One larger study of over 25,000 people from 12 countries found lefties aren’t more prone to alcoholism, but do drink more often on average. However, the fact the participants were all over 50 years old and the findings being based on them filling in a survey casts doubt on this conclusion.

Hard-drinking lefties could have kicked the bucket before reaching that age or might not have come clean about their partying past when smudging ink across their survey answers.

Some left-handers are more likely to: be born from older mothers

The rumour of lefties generally being delivered by older mums has been around for donkey’s years, but the jury is still out on whether it’s really true.

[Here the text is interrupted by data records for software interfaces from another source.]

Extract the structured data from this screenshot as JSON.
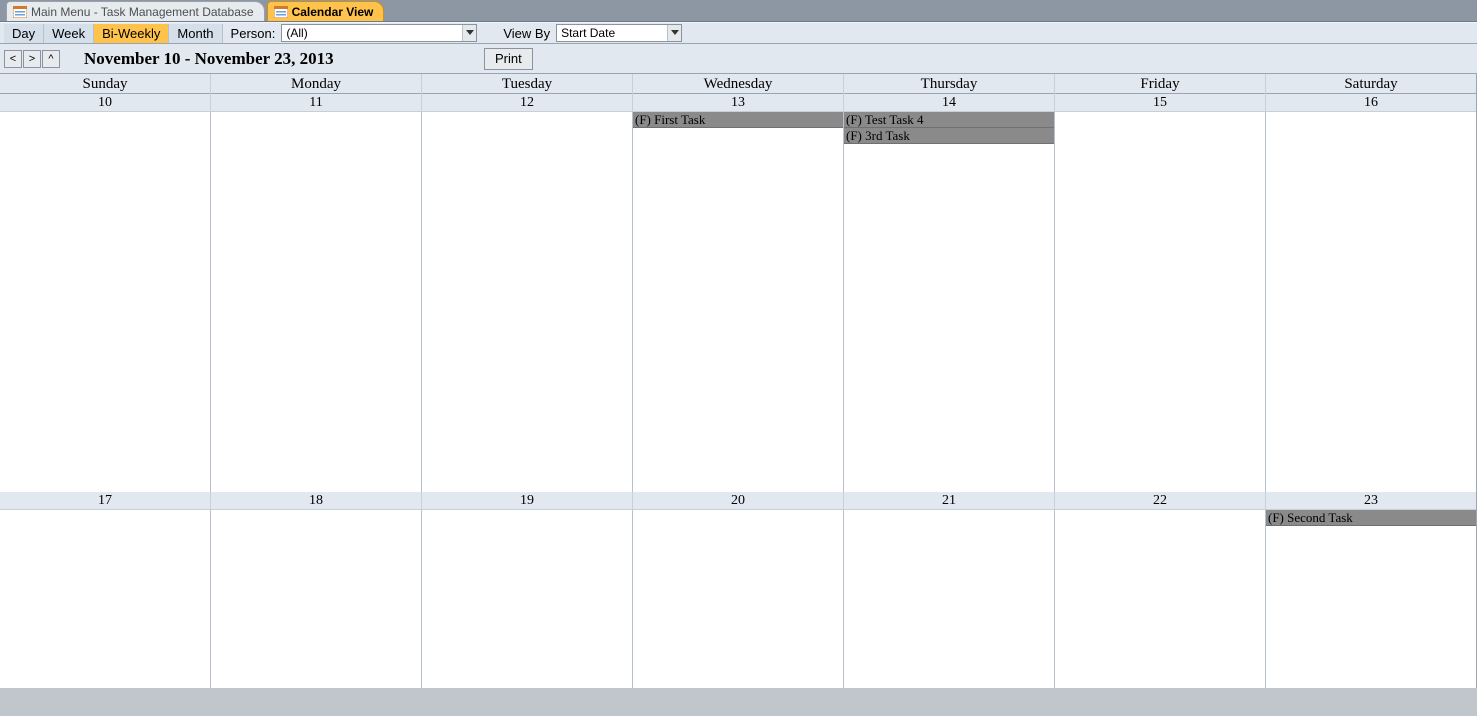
{
  "tabs": [
    {
      "label": "Main Menu - Task Management Database",
      "active": false
    },
    {
      "label": "Calendar View",
      "active": true
    }
  ],
  "toolbar": {
    "views": {
      "day": "Day",
      "week": "Week",
      "biweekly": "Bi-Weekly",
      "month": "Month"
    },
    "active_view": "biweekly",
    "person_label": "Person:",
    "person_value": "(All)",
    "viewby_label": "View By",
    "viewby_value": "Start Date"
  },
  "nav": {
    "prev": "<",
    "next": ">",
    "up": "^",
    "date_range": "November 10 - November 23, 2013",
    "print": "Print"
  },
  "day_names": [
    "Sunday",
    "Monday",
    "Tuesday",
    "Wednesday",
    "Thursday",
    "Friday",
    "Saturday"
  ],
  "weeks": [
    {
      "dates": [
        "10",
        "11",
        "12",
        "13",
        "14",
        "15",
        "16"
      ],
      "tasks": {
        "3": [
          "(F) First Task"
        ],
        "4": [
          "(F) Test Task 4",
          "(F) 3rd Task"
        ]
      }
    },
    {
      "dates": [
        "17",
        "18",
        "19",
        "20",
        "21",
        "22",
        "23"
      ],
      "tasks": {
        "6": [
          "(F) Second Task"
        ]
      }
    }
  ]
}
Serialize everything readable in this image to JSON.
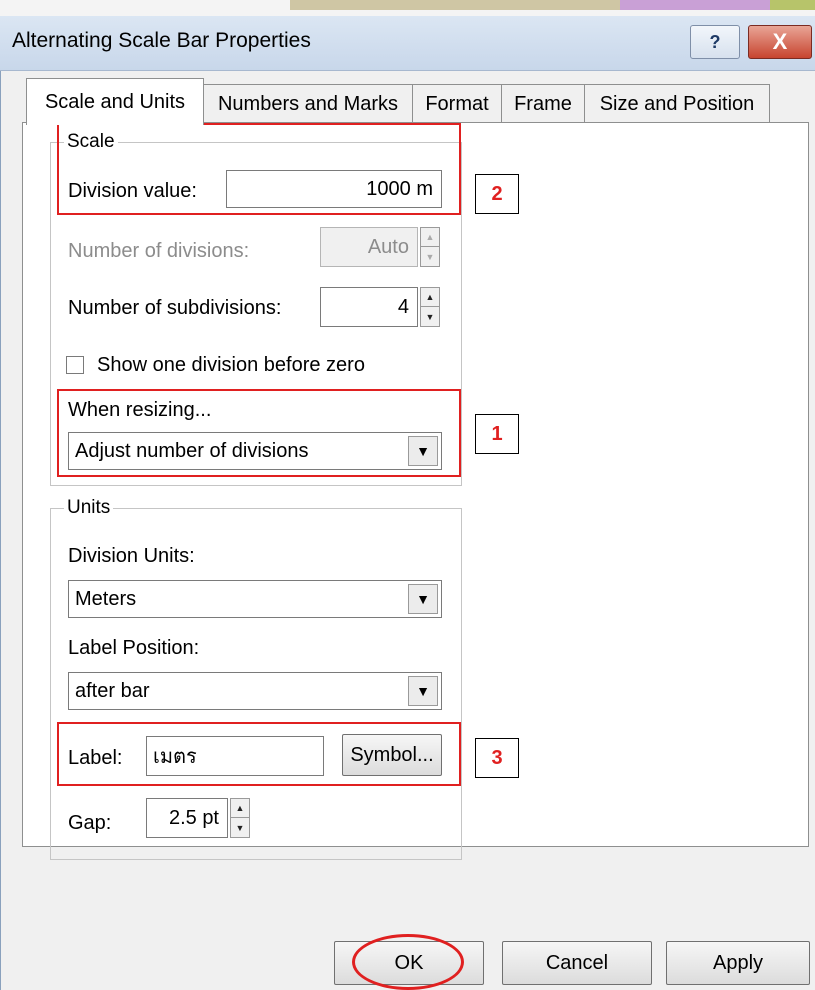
{
  "window": {
    "title": "Alternating Scale Bar Properties",
    "help_glyph": "?",
    "close_glyph": "X"
  },
  "tabs": [
    {
      "label": "Scale and Units"
    },
    {
      "label": "Numbers and Marks"
    },
    {
      "label": "Format"
    },
    {
      "label": "Frame"
    },
    {
      "label": "Size and Position"
    }
  ],
  "scale": {
    "legend": "Scale",
    "division_value_label": "Division value:",
    "division_value": "1000 m",
    "num_divisions_label": "Number of divisions:",
    "num_divisions": "Auto",
    "num_subdivisions_label": "Number of subdivisions:",
    "num_subdivisions": "4",
    "show_one_label": "Show one division before zero",
    "when_resizing_label": "When resizing...",
    "when_resizing_value": "Adjust number of divisions"
  },
  "units": {
    "legend": "Units",
    "division_units_label": "Division Units:",
    "division_units_value": "Meters",
    "label_position_label": "Label Position:",
    "label_position_value": "after bar",
    "label_label": "Label:",
    "label_value": "เมตร",
    "symbol_button": "Symbol...",
    "gap_label": "Gap:",
    "gap_value": "2.5 pt"
  },
  "buttons": {
    "ok": "OK",
    "cancel": "Cancel",
    "apply": "Apply"
  },
  "annotations": {
    "badge_1": "1",
    "badge_2": "2",
    "badge_3": "3"
  },
  "colors": {
    "annotation": "#e02020",
    "title_bar": "#c8d7ea"
  }
}
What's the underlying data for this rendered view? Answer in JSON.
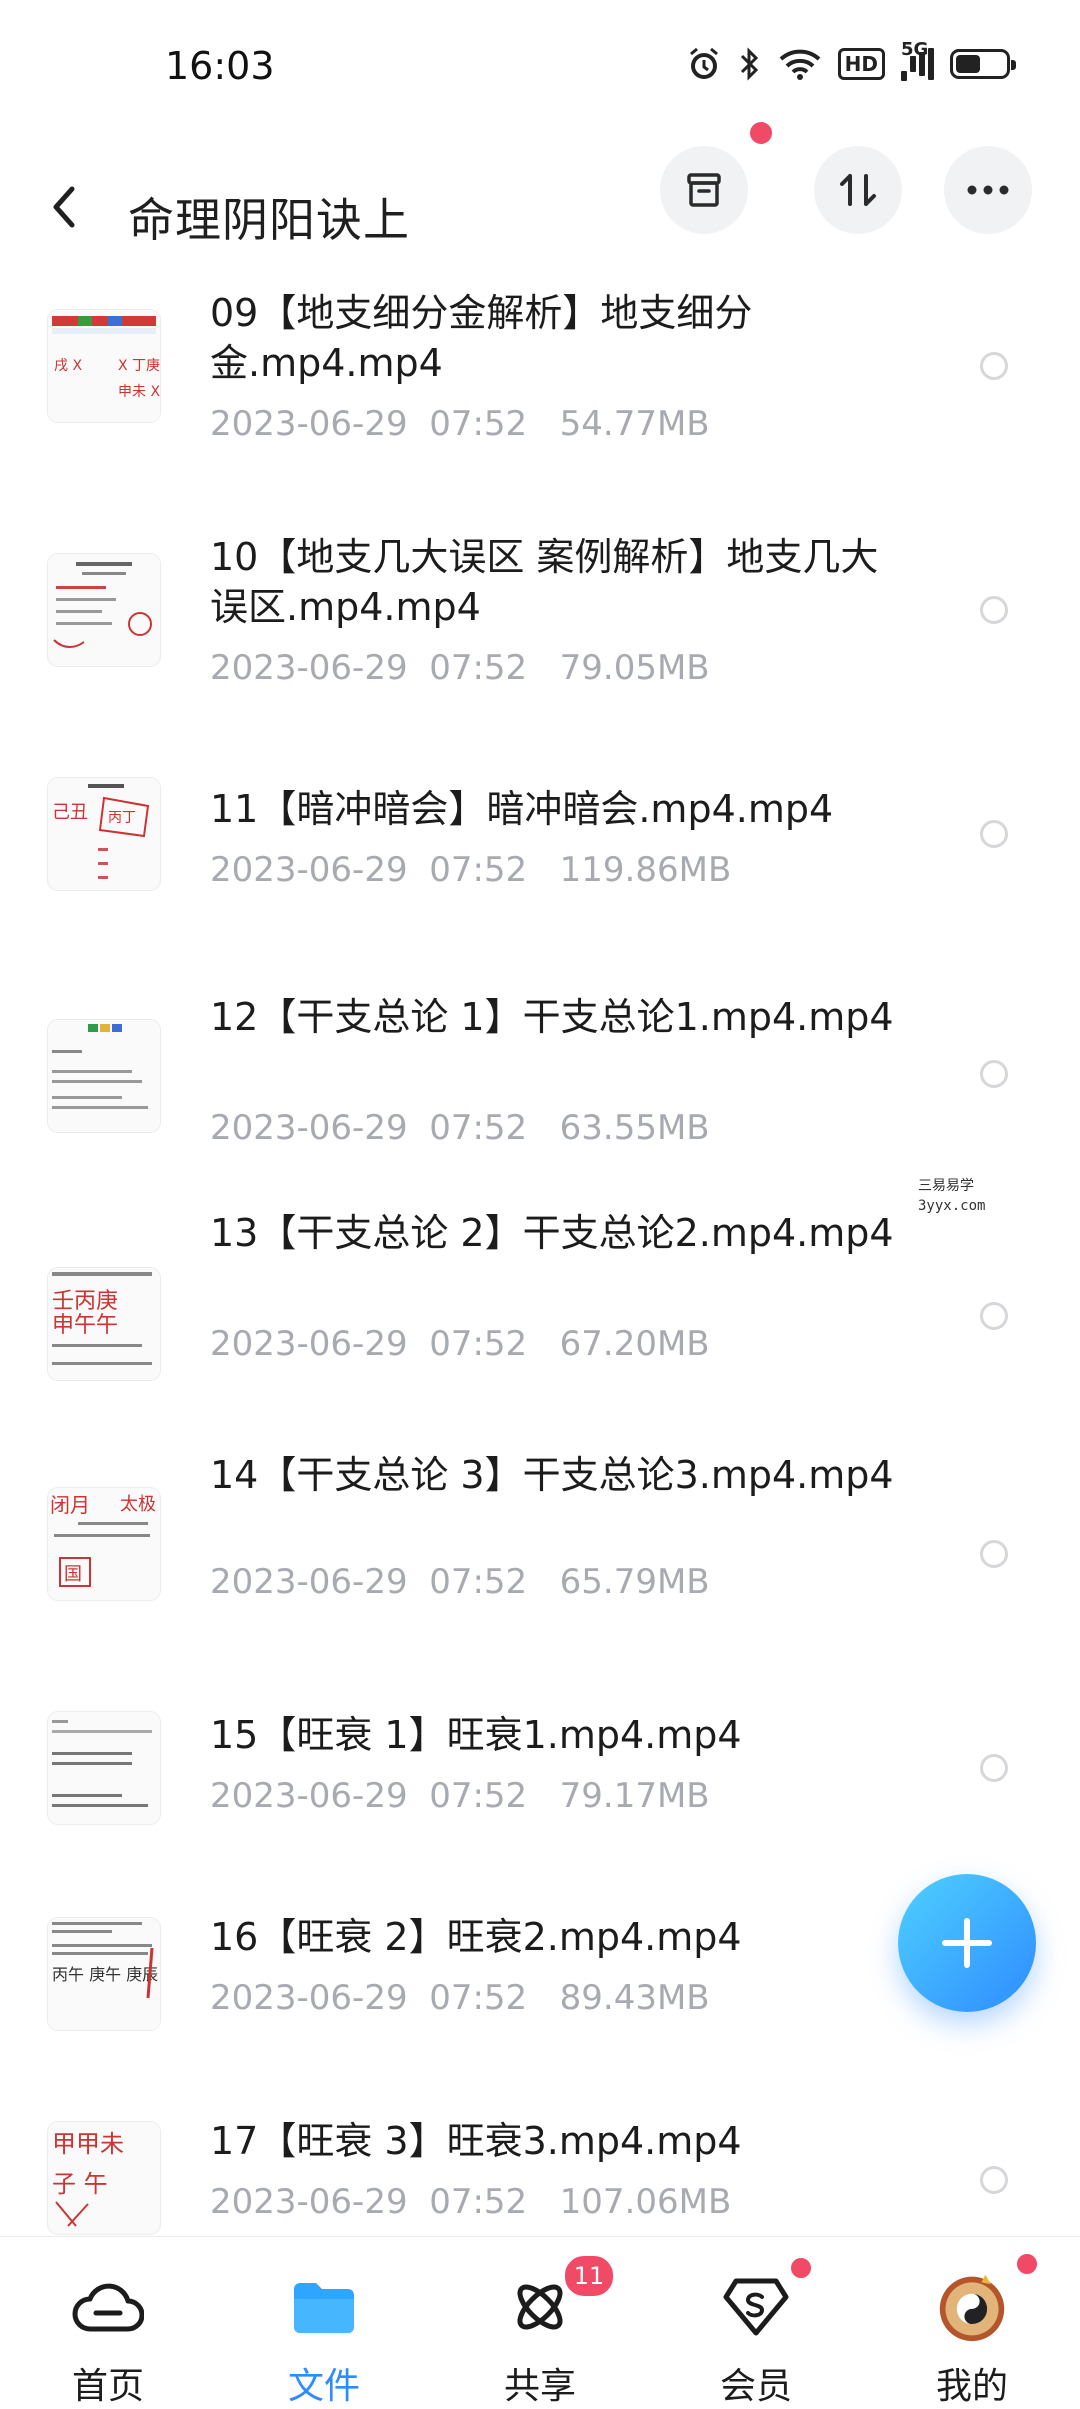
{
  "status_bar": {
    "time": "16:03",
    "hd": "HD",
    "network": "5G"
  },
  "header": {
    "title": "命理阴阳诀上"
  },
  "files": [
    {
      "name": "09【地支细分金解析】地支细分金.mp4.mp4",
      "date": "2023-06-29  07:52",
      "size": "54.77MB"
    },
    {
      "name": "10【地支几大误区 案例解析】地支几大误区.mp4.mp4",
      "date": "2023-06-29  07:52",
      "size": "79.05MB"
    },
    {
      "name": "11【暗冲暗会】暗冲暗会.mp4.mp4",
      "date": "2023-06-29  07:52",
      "size": "119.86MB"
    },
    {
      "name": "12【干支总论 1】干支总论1.mp4.mp4",
      "date": "2023-06-29  07:52",
      "size": "63.55MB"
    },
    {
      "name": "13【干支总论 2】干支总论2.mp4.mp4",
      "date": "2023-06-29  07:52",
      "size": "67.20MB"
    },
    {
      "name": "14【干支总论 3】干支总论3.mp4.mp4",
      "date": "2023-06-29  07:52",
      "size": "65.79MB"
    },
    {
      "name": "15【旺衰 1】旺衰1.mp4.mp4",
      "date": "2023-06-29  07:52",
      "size": "79.17MB"
    },
    {
      "name": "16【旺衰 2】旺衰2.mp4.mp4",
      "date": "2023-06-29  07:52",
      "size": "89.43MB"
    },
    {
      "name": "17【旺衰 3】旺衰3.mp4.mp4",
      "date": "2023-06-29  07:52",
      "size": "107.06MB"
    }
  ],
  "watermark": {
    "line1": "三易易学",
    "line2": "3yyx.com"
  },
  "nav": [
    {
      "label": "首页",
      "icon": "cloud-home-icon"
    },
    {
      "label": "文件",
      "icon": "folder-icon",
      "active": true
    },
    {
      "label": "共享",
      "icon": "share-orbit-icon",
      "badge": "11"
    },
    {
      "label": "会员",
      "icon": "vip-diamond-icon"
    },
    {
      "label": "我的",
      "icon": "avatar-icon"
    }
  ],
  "colors": {
    "accent": "#2e8cff",
    "badge": "#f04a67",
    "meta": "#a7aab0"
  }
}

Experts arguing for the theory say older mothers (aged 30 years or over) tend to have more birth complications such as premature babies, low birth weight and breech delivery and that these are linked to left-handedness in the children.

Other experts claim no association between parents’ ages and left-handed babies has been found, or even that younger mothers tend to have left-handed children.

One explanation could be that the oldest mothers' tend to die from birth complications, altering results in some studies. This could mean that while it's far from a sure bet, if you're wanting to add a new generation of left-handers to the family delaying pregnancy for several years may well help nature along. Ultimately though, some things in life are best 'left' to chance.

Some left-handers are more likely to: be dyslexic

An estimated five to 10 per cent of the population has dyslexia, including actors Tom Cruise and Whoopi Goldberg. The learning disability impairs your ability to read, speak and spell.

It’s thought higher exposure to testosterone in the womb creates a more ‘male’ brain by suppressing development of the left side usually responsible for linear reasoning and certain language functions such as grammar and vocabulary.

If this occurs, there is greater likelihood you’ll be left-handed and have ‘male’ brain impairments like dyslexia and stuttering. It may also explain why there are more male lefties than female.

While a recent breakthrough has comefirmed a gene, PCSK6 to its friends, which links handedness and reading difficulties, further study will help us better understand the relationship.